I set printing as Common Unix Printing System (CUPS) because I wanted to use a Web browser interface to control print jobs from the circulation desk. Under
cups option I configured the first parameter to use raw spooling because the drivers installed on each Windows workstation did all print job processing for us.
The second parameter,
job-hold-until-indefinite, is the crucial one. It tells the print queue to hold all print jobs until manually released -- the whole purpose behind our setting up of a print queue.
Once we had our smb.conf file properly configured, we could add and manage printers, classes, and jobs through CUPS from a browser via https://starlight:631. I chose to go in via a secure connection because otherwise CUPS wouldn't let staff manage jobs. To give staff full use of CUPS, I set up a generic login on the server that had administrative rights over printing (and little else).
Under the Administration page in CUPS we added our printer as attached to the print server. I then installed the printer on each workstation as a local printer with a TCP/IP port connecting to Starlight. I chose that configuration when I found that if I tried to connect to it as a network printer, print jobs disappeared into cyberspace.
The staff now accesses the CUPS Web interface at a circulation desk computer. Every print job sent to the printer shows up here. Each job listing shows the user who sent the job, the name of the document, and a time stamp. Each job has a green "release job" button. The job will not print until this button is clicked. In practice, a library patron sends a print job, then comes up to the circulation desk and tells library staff what computer they printed from and how many print jobs they sent. A staff member then releases all wanted jobs and cancels any unwanted jobs.
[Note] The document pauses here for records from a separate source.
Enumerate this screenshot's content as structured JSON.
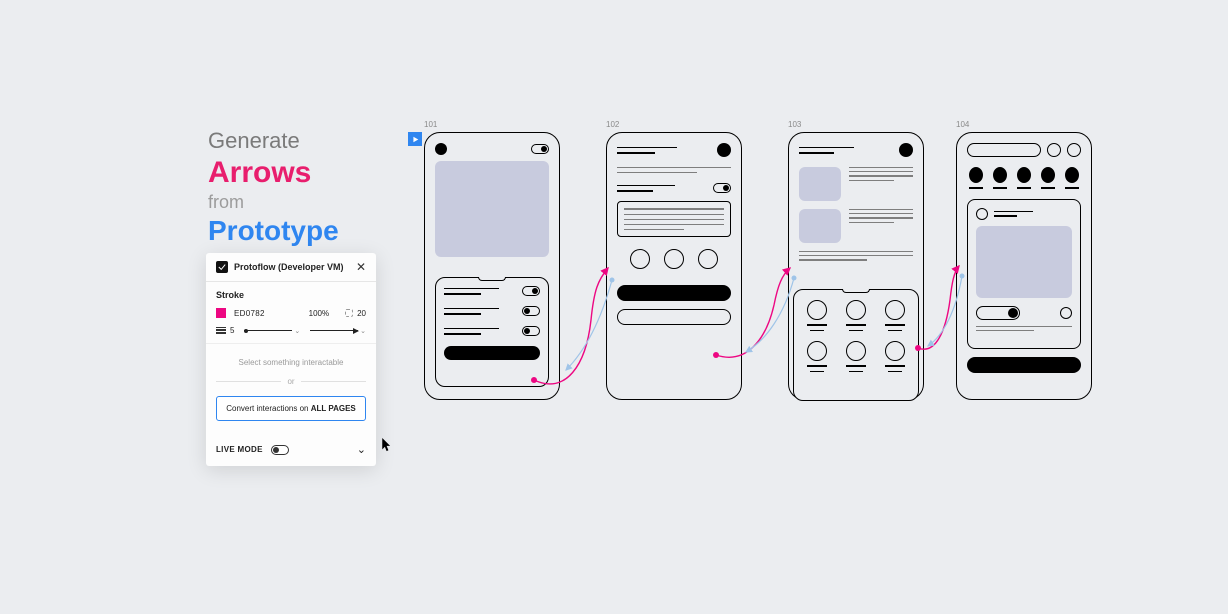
{
  "heading": {
    "line1": "Generate",
    "line2": "Arrows",
    "line3": "from",
    "line4": "Prototype"
  },
  "panel": {
    "title": "Protoflow (Developer VM)",
    "stroke": {
      "section_label": "Stroke",
      "hex": "ED0782",
      "opacity": "100%",
      "corner": "20",
      "weight": "5"
    },
    "hint": "Select something interactable",
    "or": "or",
    "convert_prefix": "Convert interactions on ",
    "convert_bold": "ALL PAGES",
    "footer": {
      "live_mode": "LIVE MODE"
    }
  },
  "frames": {
    "f1": "101",
    "f2": "102",
    "f3": "103",
    "f4": "104"
  },
  "colors": {
    "magenta": "#ed0782",
    "blue": "#2f86f0",
    "lightblue": "#b3d1ef"
  }
}
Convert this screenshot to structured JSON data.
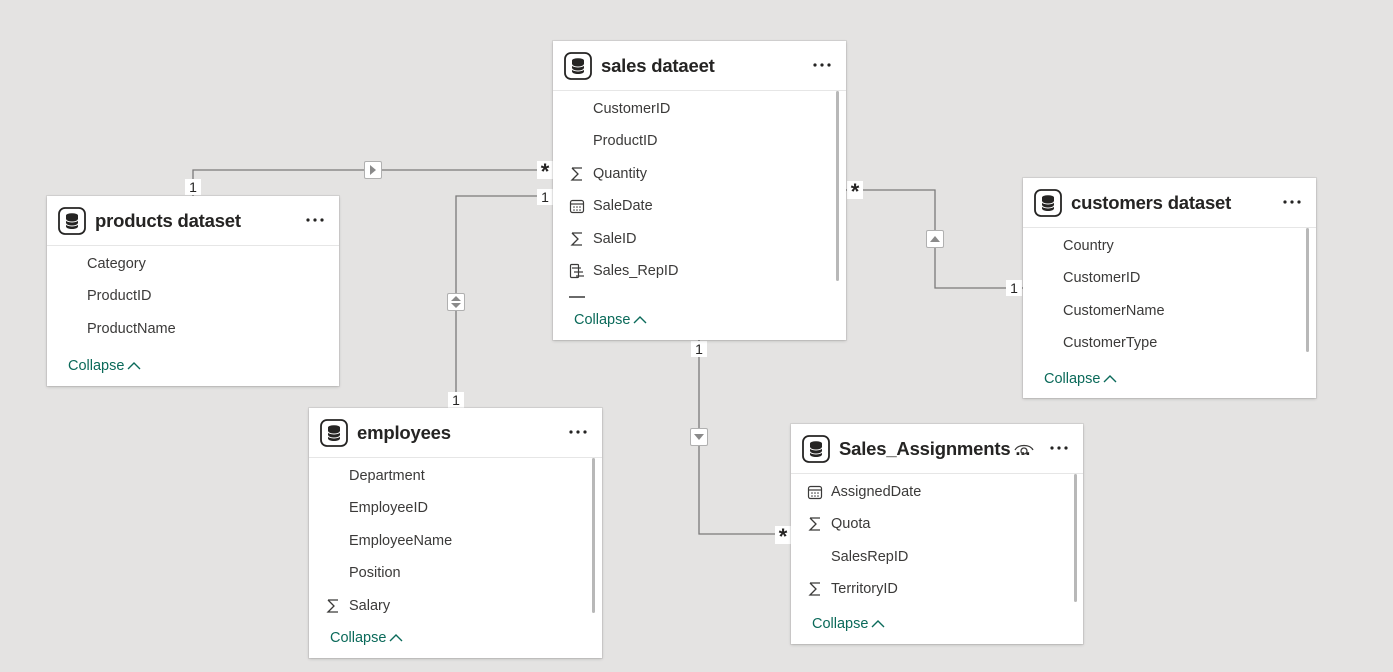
{
  "tables": {
    "products": {
      "title": "products dataset",
      "fields": [
        {
          "name": "Category",
          "icon": "none"
        },
        {
          "name": "ProductID",
          "icon": "none"
        },
        {
          "name": "ProductName",
          "icon": "none"
        }
      ],
      "collapse_label": "Collapse"
    },
    "sales": {
      "title": "sales dataeet",
      "fields": [
        {
          "name": "CustomerID",
          "icon": "none"
        },
        {
          "name": "ProductID",
          "icon": "none"
        },
        {
          "name": "Quantity",
          "icon": "sigma-icon"
        },
        {
          "name": "SaleDate",
          "icon": "calendar-icon"
        },
        {
          "name": "SaleID",
          "icon": "sigma-icon"
        },
        {
          "name": "Sales_RepID",
          "icon": "hierarchy-icon"
        }
      ],
      "collapse_label": "Collapse"
    },
    "customers": {
      "title": "customers dataset",
      "fields": [
        {
          "name": "Country",
          "icon": "none"
        },
        {
          "name": "CustomerID",
          "icon": "none"
        },
        {
          "name": "CustomerName",
          "icon": "none"
        },
        {
          "name": "CustomerType",
          "icon": "none"
        }
      ],
      "collapse_label": "Collapse"
    },
    "employees": {
      "title": "employees",
      "fields": [
        {
          "name": "Department",
          "icon": "none"
        },
        {
          "name": "EmployeeID",
          "icon": "none"
        },
        {
          "name": "EmployeeName",
          "icon": "none"
        },
        {
          "name": "Position",
          "icon": "none"
        },
        {
          "name": "Salary",
          "icon": "sigma-icon"
        }
      ],
      "collapse_label": "Collapse"
    },
    "sales_assignments": {
      "title": "Sales_Assignments ...",
      "fields": [
        {
          "name": "AssignedDate",
          "icon": "calendar-icon"
        },
        {
          "name": "Quota",
          "icon": "sigma-icon"
        },
        {
          "name": "SalesRepID",
          "icon": "none"
        },
        {
          "name": "TerritoryID",
          "icon": "sigma-icon"
        }
      ],
      "collapse_label": "Collapse"
    }
  },
  "relationships": {
    "products_sales": {
      "one": "1",
      "many": "*"
    },
    "employees_sales": {
      "one_a": "1",
      "one_b": "1"
    },
    "sales_customers": {
      "many": "*",
      "one": "1"
    },
    "sales_assignments": {
      "one": "1",
      "many": "*"
    }
  },
  "colors": {
    "background": "#e4e3e2",
    "card": "#ffffff",
    "collapse_link": "#0b6a5a",
    "line": "#7a7a7a"
  }
}
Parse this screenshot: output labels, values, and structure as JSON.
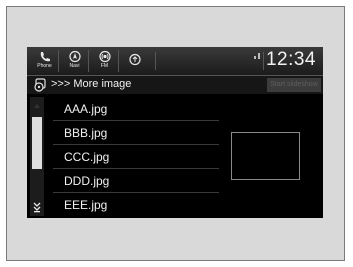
{
  "topbar": {
    "buttons": [
      {
        "label": "Phone",
        "icon": "phone-icon"
      },
      {
        "label": "Navi",
        "icon": "navi-icon"
      },
      {
        "label": "FM",
        "icon": "radio-icon"
      },
      {
        "label": "",
        "icon": "audio-source-icon"
      }
    ],
    "clock": "12:34"
  },
  "header": {
    "breadcrumb": ">>> More image",
    "start_button": "Start slideshow"
  },
  "files": [
    {
      "name": "AAA.jpg"
    },
    {
      "name": "BBB.jpg"
    },
    {
      "name": "CCC.jpg"
    },
    {
      "name": "DDD.jpg"
    },
    {
      "name": "EEE.jpg"
    }
  ],
  "colors": {
    "screen_bg": "#000000",
    "text": "#f2f2f2",
    "frame": "#d9d9d9"
  }
}
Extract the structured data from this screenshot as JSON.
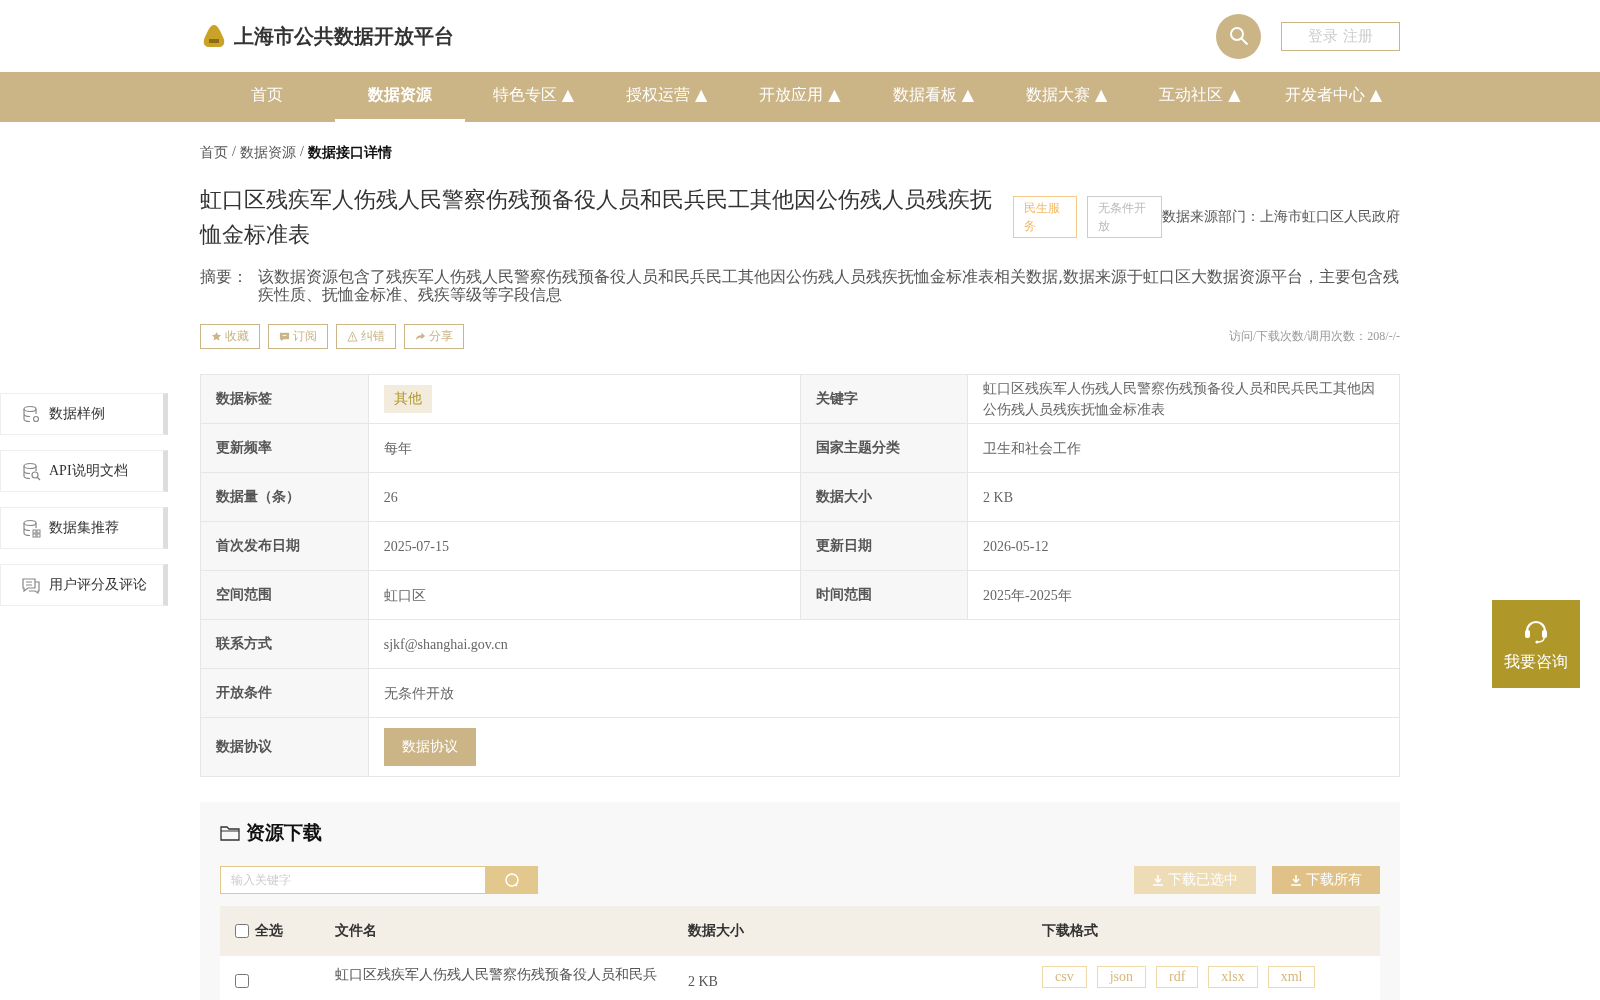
{
  "header": {
    "logo_text": "上海市公共数据开放平台",
    "login_button": "登录 注册"
  },
  "nav": [
    {
      "label": "首页",
      "selected": false
    },
    {
      "label": "数据资源",
      "selected": true
    },
    {
      "label": "特色专区 ▲",
      "selected": false
    },
    {
      "label": "授权运营 ▲",
      "selected": false
    },
    {
      "label": "开放应用 ▲",
      "selected": false
    },
    {
      "label": "数据看板 ▲",
      "selected": false
    },
    {
      "label": "数据大赛 ▲",
      "selected": false
    },
    {
      "label": "互动社区 ▲",
      "selected": false
    },
    {
      "label": "开发者中心 ▲",
      "selected": false
    }
  ],
  "breadcrumb": {
    "separator": "/",
    "items": [
      "首页",
      "数据资源",
      "数据接口详情"
    ]
  },
  "title": "虹口区残疾军人伤残人民警察伤残预备役人员和民兵民工其他因公伤残人员残疾抚恤金标准表",
  "tags": [
    {
      "label": "民生服务",
      "kind": "service"
    },
    {
      "label": "无条件开放",
      "kind": "open"
    }
  ],
  "source": "数据来源部门：上海市虹口区人民政府",
  "summary": {
    "label": "摘要：",
    "text": "该数据资源包含了残疾军人伤残人民警察伤残预备役人员和民兵民工其他因公伤残人员残疾抚恤金标准表相关数据,数据来源于虹口区大数据资源平台，主要包含残疾性质、抚恤金标准、残疾等级等字段信息"
  },
  "actions": [
    {
      "label": "收藏",
      "kind": "star"
    },
    {
      "label": "订阅",
      "kind": "message"
    },
    {
      "label": "纠错",
      "kind": "warning"
    },
    {
      "label": "分享",
      "kind": "share"
    }
  ],
  "stats": "访问/下载次数/调用次数：208/-/-",
  "info_rows": [
    [
      {
        "label": "数据标签",
        "value": "其他",
        "kind": "tag"
      },
      {
        "label": "关键字",
        "value": "虹口区残疾军人伤残人民警察伤残预备役人员和民兵民工其他因公伤残人员残疾抚恤金标准表",
        "kind": "text"
      }
    ],
    [
      {
        "label": "更新频率",
        "value": "每年",
        "kind": "text"
      },
      {
        "label": "国家主题分类",
        "value": "卫生和社会工作",
        "kind": "text"
      }
    ],
    [
      {
        "label": "数据量（条）",
        "value": "26",
        "kind": "text"
      },
      {
        "label": "数据大小",
        "value": "2 KB",
        "kind": "text"
      }
    ],
    [
      {
        "label": "首次发布日期",
        "value": "2025-07-15",
        "kind": "text"
      },
      {
        "label": "更新日期",
        "value": "2026-05-12",
        "kind": "text"
      }
    ],
    [
      {
        "label": "空间范围",
        "value": "虹口区",
        "kind": "text"
      },
      {
        "label": "时间范围",
        "value": "2025年-2025年",
        "kind": "text"
      }
    ],
    [
      {
        "label": "联系方式",
        "value": "sjkf@shanghai.gov.cn",
        "kind": "text"
      }
    ],
    [
      {
        "label": "开放条件",
        "value": "无条件开放",
        "kind": "text"
      }
    ],
    [
      {
        "label": "数据协议",
        "value": "数据协议",
        "kind": "button"
      }
    ]
  ],
  "sidebar": [
    {
      "label": "数据样例",
      "kind": "samples"
    },
    {
      "label": "API说明文档",
      "kind": "docs"
    },
    {
      "label": "数据集推荐",
      "kind": "recommend"
    },
    {
      "label": "用户评分及评论",
      "kind": "reviews"
    }
  ],
  "download": {
    "title": "资源下载",
    "search": {
      "placeholder": "输入关键字"
    },
    "buttons": [
      {
        "label": "下载已选中",
        "disabled": true
      },
      {
        "label": "下载所有",
        "disabled": false
      }
    ],
    "select_all": {
      "label": "全选",
      "checked": false
    },
    "columns": [
      "文件名",
      "数据大小",
      "下载格式"
    ],
    "rows": [
      {
        "checked": false,
        "name": "虹口区残疾军人伤残人民警察伤残预备役人员和民兵",
        "size": "2 KB",
        "formats": [
          "csv",
          "json",
          "rdf",
          "xlsx",
          "xml"
        ]
      }
    ]
  },
  "consult": {
    "label": "我要咨询"
  }
}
The only information CUPS doesn't display properly is the number of pages. Held jobs list a page count as "unknown"; after a job has gone through, the page count lists as "1." This is because the print queue handles only "raw" files, leaving them untouched and unprocessed. Allowing a print file to pass the CUPS pstops filter could solve this problem, but the filter doesn't pass certain files (such as some image files) properly. Since listing incorrect page amounts would cause more problems in our customer service environment than not listing any, we chose to stay with a raw queue and manually count the pages as they are printed so we can charge for them.
Both library staff and patrons love the print queue system. Before we installed the print queue, library patrons wasted reams of paper, and hundreds of pages went unclaimed every day as patrons refused to pay for unwanted print jobs. Sometimes sensitive information from one patron, such as bank statements, would find their way between two jobs belonging to another patron, and if every page of a print job were not properly checked before being handed over, this information ended up in a stranger's hands.
Now, only wanted jobs are released and paid for. Jobs are released on demand and don't get mixed up with the jobs of other patrons. Jobs are handed to patrons as soon as they are printed, thus ensuring privacy.
Thanks to Linux, Warnbro Community Library was able to set up a simple print queue with a budget of zero using an old computer from the storage room. The paper usage through the public printer has been cut by nearly half and patrons receive (and only pay for) wanted jobs. It's a win all around.
Heidi Wessman Kneale has worked in the IT industry for nearly 20 years. Except for a brief stint in a dotcom, she has worked in schools, libraries, or, most often, school libraries.